If a line of the data below holds the word "Merci", list it.

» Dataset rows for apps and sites
○ ○ ○ ○

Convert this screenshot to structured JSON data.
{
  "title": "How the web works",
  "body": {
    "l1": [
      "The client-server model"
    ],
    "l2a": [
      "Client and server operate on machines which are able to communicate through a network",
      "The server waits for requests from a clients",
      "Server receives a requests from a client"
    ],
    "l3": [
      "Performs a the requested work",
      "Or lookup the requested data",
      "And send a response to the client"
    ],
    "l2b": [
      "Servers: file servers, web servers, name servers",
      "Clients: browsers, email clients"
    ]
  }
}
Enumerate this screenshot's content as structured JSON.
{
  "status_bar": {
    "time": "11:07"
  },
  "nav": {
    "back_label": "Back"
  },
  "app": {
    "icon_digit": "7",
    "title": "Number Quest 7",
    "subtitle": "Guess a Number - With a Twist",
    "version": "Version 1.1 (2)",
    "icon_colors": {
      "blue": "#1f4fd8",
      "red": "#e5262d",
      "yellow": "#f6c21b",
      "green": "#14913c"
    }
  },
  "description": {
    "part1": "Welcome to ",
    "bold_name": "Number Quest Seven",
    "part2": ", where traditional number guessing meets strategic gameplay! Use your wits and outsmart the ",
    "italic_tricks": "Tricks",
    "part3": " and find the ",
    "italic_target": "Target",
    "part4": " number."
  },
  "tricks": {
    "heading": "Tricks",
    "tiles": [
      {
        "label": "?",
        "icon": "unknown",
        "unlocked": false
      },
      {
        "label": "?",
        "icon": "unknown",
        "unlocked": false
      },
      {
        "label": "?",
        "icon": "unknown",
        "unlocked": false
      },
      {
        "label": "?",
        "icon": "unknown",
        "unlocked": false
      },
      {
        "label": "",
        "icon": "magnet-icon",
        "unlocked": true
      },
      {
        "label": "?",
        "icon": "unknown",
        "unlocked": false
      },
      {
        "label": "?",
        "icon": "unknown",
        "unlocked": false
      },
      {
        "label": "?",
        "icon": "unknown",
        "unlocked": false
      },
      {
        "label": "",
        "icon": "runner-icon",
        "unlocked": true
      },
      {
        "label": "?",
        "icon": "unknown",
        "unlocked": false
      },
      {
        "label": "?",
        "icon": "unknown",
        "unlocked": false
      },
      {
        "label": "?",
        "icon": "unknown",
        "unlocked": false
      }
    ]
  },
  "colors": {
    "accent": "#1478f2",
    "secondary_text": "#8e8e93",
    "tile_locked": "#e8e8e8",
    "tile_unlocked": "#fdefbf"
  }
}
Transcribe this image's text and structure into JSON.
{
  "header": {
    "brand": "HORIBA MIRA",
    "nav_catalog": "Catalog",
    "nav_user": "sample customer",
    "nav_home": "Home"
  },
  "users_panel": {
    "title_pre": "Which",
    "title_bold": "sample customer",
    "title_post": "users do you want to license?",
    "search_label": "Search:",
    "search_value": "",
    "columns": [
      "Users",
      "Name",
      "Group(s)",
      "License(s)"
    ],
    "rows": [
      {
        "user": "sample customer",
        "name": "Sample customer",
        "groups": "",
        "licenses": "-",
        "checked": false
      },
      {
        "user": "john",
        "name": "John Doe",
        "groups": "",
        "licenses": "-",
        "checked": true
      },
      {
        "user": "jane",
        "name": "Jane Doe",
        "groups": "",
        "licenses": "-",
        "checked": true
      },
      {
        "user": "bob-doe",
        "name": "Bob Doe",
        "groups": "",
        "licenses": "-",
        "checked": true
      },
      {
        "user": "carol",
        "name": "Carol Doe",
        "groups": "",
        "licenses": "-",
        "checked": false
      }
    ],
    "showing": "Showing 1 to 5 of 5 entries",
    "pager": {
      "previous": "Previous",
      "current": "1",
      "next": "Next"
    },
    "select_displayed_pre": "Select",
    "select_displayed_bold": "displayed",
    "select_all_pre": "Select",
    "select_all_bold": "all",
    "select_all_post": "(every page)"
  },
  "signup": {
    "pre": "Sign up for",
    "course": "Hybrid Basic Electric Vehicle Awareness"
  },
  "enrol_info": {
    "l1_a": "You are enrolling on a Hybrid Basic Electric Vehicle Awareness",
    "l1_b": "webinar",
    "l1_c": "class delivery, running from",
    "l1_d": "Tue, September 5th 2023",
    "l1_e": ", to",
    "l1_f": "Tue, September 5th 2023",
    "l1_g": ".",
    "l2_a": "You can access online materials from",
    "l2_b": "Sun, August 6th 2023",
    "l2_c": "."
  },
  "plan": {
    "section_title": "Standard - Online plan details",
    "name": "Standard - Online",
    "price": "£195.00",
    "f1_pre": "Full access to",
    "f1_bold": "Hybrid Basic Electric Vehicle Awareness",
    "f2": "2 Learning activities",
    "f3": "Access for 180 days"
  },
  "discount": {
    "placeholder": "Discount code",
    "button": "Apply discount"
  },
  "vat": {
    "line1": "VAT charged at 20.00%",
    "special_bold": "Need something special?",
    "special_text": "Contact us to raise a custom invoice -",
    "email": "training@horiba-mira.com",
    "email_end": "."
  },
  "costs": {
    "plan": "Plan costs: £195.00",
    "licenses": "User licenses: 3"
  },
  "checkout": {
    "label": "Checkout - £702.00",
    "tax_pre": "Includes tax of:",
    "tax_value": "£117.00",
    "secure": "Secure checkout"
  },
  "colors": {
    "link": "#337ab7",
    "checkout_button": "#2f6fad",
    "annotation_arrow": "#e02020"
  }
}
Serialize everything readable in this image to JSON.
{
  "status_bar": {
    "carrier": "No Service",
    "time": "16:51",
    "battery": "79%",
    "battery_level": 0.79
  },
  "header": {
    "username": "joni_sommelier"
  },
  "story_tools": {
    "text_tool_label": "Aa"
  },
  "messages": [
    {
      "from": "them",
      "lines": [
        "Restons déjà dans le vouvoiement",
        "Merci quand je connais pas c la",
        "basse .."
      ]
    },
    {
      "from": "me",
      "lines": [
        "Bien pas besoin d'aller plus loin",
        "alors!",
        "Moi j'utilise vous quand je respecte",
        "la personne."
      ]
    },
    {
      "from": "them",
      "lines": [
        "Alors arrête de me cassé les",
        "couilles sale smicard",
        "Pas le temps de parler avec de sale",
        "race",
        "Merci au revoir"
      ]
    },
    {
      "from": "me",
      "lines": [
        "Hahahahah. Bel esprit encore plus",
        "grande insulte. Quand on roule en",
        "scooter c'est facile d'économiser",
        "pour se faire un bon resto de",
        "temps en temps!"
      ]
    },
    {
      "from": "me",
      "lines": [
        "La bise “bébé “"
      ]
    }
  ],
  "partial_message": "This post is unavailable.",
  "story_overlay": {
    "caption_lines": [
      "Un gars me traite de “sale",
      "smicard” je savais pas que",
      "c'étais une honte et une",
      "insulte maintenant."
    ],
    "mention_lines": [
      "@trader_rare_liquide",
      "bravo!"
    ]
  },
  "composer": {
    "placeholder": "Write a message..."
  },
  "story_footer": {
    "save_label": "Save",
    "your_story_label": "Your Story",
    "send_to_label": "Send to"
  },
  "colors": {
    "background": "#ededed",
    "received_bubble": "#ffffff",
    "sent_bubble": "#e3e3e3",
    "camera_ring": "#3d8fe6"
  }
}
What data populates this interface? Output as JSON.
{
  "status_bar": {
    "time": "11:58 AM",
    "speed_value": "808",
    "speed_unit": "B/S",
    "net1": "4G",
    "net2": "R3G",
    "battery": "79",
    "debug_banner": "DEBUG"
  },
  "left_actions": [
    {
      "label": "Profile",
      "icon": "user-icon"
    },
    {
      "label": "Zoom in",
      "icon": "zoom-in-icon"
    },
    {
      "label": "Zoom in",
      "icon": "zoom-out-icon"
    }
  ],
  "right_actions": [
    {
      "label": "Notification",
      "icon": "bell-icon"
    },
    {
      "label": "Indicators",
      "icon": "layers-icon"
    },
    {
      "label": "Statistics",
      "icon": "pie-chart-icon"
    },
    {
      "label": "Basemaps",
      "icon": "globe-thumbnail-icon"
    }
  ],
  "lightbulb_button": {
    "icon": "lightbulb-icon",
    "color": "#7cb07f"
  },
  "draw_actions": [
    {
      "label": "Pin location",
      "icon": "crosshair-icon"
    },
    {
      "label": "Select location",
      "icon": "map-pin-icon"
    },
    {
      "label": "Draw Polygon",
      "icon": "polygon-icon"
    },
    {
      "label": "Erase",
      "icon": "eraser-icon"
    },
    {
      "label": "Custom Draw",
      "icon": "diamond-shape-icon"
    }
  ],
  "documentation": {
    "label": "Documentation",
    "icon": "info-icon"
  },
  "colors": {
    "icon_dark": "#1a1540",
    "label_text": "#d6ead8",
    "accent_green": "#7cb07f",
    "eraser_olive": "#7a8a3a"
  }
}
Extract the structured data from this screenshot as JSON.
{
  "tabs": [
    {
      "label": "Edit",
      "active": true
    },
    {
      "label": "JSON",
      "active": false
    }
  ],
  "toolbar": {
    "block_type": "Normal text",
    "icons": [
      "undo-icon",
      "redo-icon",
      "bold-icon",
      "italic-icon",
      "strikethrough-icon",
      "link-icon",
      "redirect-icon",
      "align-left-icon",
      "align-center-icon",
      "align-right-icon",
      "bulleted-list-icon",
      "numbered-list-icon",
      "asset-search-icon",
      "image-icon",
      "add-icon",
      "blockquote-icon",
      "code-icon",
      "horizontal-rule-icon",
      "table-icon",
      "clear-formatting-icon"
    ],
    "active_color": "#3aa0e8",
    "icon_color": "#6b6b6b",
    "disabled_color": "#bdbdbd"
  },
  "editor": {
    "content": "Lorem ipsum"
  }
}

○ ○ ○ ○

» Answer section
        "Merci quand je connais pas c la",
        "Merci au revoir"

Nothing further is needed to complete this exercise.